A reporter noted that Djokovic does still have time to get vaccinated before play begins at Flushing Meadows on Aug. 29, and then asked him whether “you’ve completely closed your mind to that as an option.”
Djokovic replied with one word: “Yes.”
Iga Swiatek is No. 1 in the WTA rankings, seeded No. 1 at Wimbledon, coming off a French Open championship and riding a 35-match winning streak heading into her opening match Tuesday at Centre Court.
She also won the junior title at the All England Club in 2018.
And yet Swiatek is quite clear about knowing that her career record in the main draw at the grass-court Grand Slam tournament is merely 3-2.
“Honestly I still feel like I need to figure out grass. Last year, for sure, it was that kind of tournament where I didn’t know what to expect. Then match by match, I realized maybe I can do more and more,” said Swiatek, a 21-year-old from Poland whose Wimbledon debut in 2019 ended in the first round before she got to the fourth round in 2021.
“I’m just trying to stay open-minded and kind of take positives from the situation and realize that I can play without any expectations,” she said. “I have so much … successes this season that I don’t have to kind of show everybody that I need to play well in every tournament because it’s tennis. We have ups and downs. So I try to play without expectations and just see what this tournament brings me.”
Nadal said after winning the French Open thanks to pain-killing injections to numb the chronic pain in his left foot that he wasn’t sure whether he would be able to show up at Wimbledon.
Well, here he is, halfway to a calendar-year Grand Slam for the first time, and he said Saturday that some new treatments he had after leaving Roland Garros did help calm the nerve that’s been flaring up — even if he pointed out that they didn’t “fix the injury.”
“First of all, I can walk normally most of the days, almost every single day. That’s, for me, the main issue,” Nadal said. “When I wake up, I don’t have this pain that I was having for the last year and a half.
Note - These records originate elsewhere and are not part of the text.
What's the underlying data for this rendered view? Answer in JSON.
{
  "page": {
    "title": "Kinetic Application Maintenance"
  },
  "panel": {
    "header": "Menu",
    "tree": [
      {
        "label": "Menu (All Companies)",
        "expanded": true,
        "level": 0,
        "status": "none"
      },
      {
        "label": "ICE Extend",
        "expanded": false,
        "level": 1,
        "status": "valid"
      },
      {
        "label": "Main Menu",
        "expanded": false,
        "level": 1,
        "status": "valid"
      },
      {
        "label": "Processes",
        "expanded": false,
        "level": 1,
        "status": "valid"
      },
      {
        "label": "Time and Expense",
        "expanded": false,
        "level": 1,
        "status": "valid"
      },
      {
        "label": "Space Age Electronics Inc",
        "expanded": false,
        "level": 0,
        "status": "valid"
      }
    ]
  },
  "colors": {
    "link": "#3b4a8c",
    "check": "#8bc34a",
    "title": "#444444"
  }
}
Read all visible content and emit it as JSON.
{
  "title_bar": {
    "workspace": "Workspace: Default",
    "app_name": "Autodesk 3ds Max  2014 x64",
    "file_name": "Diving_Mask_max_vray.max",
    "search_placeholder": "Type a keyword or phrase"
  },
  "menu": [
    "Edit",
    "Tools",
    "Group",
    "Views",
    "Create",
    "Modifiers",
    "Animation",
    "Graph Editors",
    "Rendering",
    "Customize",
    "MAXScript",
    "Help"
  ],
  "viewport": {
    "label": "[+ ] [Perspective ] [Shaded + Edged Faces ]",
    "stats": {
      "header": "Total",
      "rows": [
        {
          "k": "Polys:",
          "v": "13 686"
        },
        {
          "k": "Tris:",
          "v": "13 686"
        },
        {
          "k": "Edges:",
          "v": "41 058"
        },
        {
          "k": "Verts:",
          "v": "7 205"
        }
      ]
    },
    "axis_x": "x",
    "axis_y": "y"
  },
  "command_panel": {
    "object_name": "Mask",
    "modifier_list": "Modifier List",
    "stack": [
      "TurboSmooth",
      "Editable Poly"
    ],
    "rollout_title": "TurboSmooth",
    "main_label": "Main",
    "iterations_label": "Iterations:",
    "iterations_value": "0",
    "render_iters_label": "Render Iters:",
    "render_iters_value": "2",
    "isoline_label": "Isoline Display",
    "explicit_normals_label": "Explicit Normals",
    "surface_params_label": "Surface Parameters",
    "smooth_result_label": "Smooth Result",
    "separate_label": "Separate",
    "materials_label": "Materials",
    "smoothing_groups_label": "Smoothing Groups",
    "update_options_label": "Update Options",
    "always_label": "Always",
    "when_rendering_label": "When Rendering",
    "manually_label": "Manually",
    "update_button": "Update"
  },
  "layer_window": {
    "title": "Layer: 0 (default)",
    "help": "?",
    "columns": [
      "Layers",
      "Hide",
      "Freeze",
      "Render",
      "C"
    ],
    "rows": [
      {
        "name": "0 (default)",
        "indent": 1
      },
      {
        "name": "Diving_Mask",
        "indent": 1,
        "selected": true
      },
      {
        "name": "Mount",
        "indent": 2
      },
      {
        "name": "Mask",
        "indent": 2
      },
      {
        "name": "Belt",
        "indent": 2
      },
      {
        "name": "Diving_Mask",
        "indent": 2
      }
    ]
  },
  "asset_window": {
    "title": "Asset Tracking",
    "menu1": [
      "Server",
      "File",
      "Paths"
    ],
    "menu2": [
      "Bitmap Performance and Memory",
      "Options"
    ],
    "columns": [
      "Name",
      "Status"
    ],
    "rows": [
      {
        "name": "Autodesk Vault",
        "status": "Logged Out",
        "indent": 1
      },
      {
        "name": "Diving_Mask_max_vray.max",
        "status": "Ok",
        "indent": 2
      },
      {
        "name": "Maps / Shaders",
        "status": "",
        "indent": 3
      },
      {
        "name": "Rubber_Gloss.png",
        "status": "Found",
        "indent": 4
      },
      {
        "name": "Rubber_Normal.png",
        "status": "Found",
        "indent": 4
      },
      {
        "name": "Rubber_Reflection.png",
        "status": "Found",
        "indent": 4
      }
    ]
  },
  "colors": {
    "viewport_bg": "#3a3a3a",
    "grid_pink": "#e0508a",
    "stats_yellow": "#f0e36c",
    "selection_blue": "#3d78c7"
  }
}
So quite happy about that.”
He said he’s been able to practice better over the last two weeks, without facing “these terrible days that I can’t move at all.”
The two-time Wimbledon champion, whose first match will be Tuesday, did caution: “I can’t be super happy, because I don’t know what can happen.”
CHANGES FOR 2022
Changes for the tournament this year include a shift to first-to-10-points, win-by-two tiebreakers at 6-all in the third set of women’s matches and fifth set of men’s matches; the first time play is planned for the middle Sunday, which traditionally has been a day off; a return to full capacity at all courts and the return of the queue for folks who want to camp out in order to try to get tickets, two years after the coronavirus pandemic led to the cancellation of Wimbledon entirely, and one year after the All England Club limited crowd sizes and temporarily eliminated the queue.